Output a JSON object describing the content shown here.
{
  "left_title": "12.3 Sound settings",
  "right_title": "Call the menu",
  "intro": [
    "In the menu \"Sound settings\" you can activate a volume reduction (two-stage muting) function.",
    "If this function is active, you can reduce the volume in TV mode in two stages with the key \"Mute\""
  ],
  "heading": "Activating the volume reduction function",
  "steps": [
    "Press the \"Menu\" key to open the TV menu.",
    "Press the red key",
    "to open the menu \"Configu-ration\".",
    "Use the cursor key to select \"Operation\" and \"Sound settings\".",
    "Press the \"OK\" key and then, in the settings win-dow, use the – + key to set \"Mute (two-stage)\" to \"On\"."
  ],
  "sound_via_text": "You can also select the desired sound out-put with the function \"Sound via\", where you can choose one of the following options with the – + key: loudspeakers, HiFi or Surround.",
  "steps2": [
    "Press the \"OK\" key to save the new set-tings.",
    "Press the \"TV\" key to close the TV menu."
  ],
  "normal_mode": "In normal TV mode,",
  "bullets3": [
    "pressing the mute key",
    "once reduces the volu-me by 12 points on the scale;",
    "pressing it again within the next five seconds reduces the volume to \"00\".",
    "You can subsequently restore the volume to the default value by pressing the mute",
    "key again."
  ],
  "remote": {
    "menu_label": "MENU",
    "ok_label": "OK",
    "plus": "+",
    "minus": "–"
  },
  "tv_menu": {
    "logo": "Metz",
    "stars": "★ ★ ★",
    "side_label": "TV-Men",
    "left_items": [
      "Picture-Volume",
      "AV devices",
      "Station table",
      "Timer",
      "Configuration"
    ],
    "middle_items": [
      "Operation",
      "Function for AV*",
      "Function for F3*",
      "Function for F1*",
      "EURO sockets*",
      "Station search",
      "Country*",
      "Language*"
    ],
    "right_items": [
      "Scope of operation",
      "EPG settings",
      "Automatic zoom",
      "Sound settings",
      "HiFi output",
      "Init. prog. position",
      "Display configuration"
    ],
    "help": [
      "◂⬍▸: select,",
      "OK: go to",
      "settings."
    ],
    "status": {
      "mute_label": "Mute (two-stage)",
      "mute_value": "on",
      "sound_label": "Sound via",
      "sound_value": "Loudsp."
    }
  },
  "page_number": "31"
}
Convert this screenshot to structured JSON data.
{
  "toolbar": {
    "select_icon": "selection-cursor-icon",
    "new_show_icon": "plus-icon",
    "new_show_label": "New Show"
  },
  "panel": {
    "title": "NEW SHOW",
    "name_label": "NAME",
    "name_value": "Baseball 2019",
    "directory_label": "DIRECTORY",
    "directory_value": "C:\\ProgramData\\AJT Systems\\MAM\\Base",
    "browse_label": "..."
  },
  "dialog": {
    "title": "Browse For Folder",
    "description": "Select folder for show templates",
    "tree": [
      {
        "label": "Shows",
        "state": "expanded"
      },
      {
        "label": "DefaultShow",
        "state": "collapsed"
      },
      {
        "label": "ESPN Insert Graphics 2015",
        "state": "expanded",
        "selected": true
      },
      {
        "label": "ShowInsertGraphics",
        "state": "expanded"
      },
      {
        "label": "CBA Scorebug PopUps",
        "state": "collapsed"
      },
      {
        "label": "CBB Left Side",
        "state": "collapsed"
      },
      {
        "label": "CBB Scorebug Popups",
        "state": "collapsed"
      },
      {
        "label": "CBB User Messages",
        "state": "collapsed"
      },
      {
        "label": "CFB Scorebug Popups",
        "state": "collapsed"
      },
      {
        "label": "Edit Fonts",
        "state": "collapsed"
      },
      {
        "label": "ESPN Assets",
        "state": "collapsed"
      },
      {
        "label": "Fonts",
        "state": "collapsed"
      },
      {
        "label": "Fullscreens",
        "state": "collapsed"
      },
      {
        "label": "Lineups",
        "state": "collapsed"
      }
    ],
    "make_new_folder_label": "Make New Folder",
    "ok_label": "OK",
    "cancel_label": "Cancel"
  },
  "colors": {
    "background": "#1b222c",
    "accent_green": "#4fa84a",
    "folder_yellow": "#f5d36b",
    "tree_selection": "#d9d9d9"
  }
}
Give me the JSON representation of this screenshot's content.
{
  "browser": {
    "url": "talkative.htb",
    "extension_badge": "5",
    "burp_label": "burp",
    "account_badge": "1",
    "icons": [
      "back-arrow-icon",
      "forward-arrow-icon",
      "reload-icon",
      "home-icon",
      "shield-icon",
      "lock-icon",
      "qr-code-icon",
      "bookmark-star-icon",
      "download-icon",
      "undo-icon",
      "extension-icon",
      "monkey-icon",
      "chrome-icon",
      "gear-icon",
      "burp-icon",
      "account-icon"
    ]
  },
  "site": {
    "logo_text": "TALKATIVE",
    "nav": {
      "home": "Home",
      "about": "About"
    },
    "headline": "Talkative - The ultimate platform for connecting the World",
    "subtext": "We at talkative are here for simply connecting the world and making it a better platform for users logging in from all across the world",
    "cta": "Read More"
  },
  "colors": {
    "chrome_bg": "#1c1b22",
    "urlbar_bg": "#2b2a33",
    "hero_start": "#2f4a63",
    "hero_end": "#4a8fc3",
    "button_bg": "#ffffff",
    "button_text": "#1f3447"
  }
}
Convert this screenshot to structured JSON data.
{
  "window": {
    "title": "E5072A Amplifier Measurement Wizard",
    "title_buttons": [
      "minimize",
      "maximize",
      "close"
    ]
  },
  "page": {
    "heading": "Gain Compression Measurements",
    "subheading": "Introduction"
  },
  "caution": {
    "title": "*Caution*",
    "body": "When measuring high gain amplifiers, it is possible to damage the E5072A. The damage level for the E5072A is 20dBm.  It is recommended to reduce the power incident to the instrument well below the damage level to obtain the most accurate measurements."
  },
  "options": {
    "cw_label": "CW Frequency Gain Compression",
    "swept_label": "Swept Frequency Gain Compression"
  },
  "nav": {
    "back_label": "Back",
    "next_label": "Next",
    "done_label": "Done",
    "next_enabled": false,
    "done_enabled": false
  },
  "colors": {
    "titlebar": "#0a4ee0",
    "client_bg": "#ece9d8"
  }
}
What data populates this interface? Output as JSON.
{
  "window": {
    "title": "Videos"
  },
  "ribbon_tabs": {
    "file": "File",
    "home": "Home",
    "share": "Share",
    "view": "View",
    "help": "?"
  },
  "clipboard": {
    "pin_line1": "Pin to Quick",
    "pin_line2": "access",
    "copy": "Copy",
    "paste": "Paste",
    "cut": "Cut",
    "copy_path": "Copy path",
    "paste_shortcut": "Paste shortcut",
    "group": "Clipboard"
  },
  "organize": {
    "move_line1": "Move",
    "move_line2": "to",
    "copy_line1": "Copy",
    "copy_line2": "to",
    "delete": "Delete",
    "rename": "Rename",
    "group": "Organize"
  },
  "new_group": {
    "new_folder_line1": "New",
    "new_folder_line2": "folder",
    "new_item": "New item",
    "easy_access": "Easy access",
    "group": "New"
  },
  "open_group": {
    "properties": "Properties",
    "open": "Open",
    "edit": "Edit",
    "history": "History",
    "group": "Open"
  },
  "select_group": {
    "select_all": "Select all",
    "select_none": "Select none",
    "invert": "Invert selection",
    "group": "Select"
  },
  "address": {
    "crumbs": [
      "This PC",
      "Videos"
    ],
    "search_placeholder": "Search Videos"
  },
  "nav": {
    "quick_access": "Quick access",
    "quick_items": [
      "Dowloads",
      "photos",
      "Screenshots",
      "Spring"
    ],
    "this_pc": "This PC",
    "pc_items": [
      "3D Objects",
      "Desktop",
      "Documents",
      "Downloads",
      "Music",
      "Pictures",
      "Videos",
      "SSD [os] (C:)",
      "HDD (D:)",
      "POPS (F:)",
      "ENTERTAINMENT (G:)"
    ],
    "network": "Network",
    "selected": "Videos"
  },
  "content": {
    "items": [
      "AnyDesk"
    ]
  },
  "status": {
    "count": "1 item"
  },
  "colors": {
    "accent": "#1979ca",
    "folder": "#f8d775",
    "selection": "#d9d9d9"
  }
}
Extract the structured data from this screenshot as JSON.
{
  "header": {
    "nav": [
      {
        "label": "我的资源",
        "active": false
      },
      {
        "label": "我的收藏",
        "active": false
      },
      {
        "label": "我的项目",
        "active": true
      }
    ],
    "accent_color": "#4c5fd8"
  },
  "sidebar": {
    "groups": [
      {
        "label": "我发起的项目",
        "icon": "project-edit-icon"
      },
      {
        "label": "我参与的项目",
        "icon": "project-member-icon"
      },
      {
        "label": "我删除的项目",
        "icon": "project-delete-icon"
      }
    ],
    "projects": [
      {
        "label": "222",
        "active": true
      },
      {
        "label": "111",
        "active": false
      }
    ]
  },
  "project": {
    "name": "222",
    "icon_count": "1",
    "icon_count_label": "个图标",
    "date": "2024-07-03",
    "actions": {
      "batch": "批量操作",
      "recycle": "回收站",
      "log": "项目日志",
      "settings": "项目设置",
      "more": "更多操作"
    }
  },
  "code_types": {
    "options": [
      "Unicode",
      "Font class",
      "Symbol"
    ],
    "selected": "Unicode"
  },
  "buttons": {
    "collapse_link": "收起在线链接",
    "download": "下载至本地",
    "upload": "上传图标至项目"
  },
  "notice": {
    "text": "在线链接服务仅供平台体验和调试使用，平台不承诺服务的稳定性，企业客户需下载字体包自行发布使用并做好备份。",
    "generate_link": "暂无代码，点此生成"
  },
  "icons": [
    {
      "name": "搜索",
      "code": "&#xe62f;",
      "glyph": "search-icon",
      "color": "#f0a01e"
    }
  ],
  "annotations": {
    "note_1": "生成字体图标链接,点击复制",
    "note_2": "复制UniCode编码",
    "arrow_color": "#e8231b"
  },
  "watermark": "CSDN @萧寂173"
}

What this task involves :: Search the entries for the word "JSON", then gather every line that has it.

Answer for this exercise ::
Output a JSON object describing the content shown here.
Convert this screenshot to structured JSON data.
Give me the JSON representation of this screenshot's content.
Convert this screenshot to structured JSON data.
What data populates this interface? Output as JSON.
Extract the structured data from this screenshot as JSON.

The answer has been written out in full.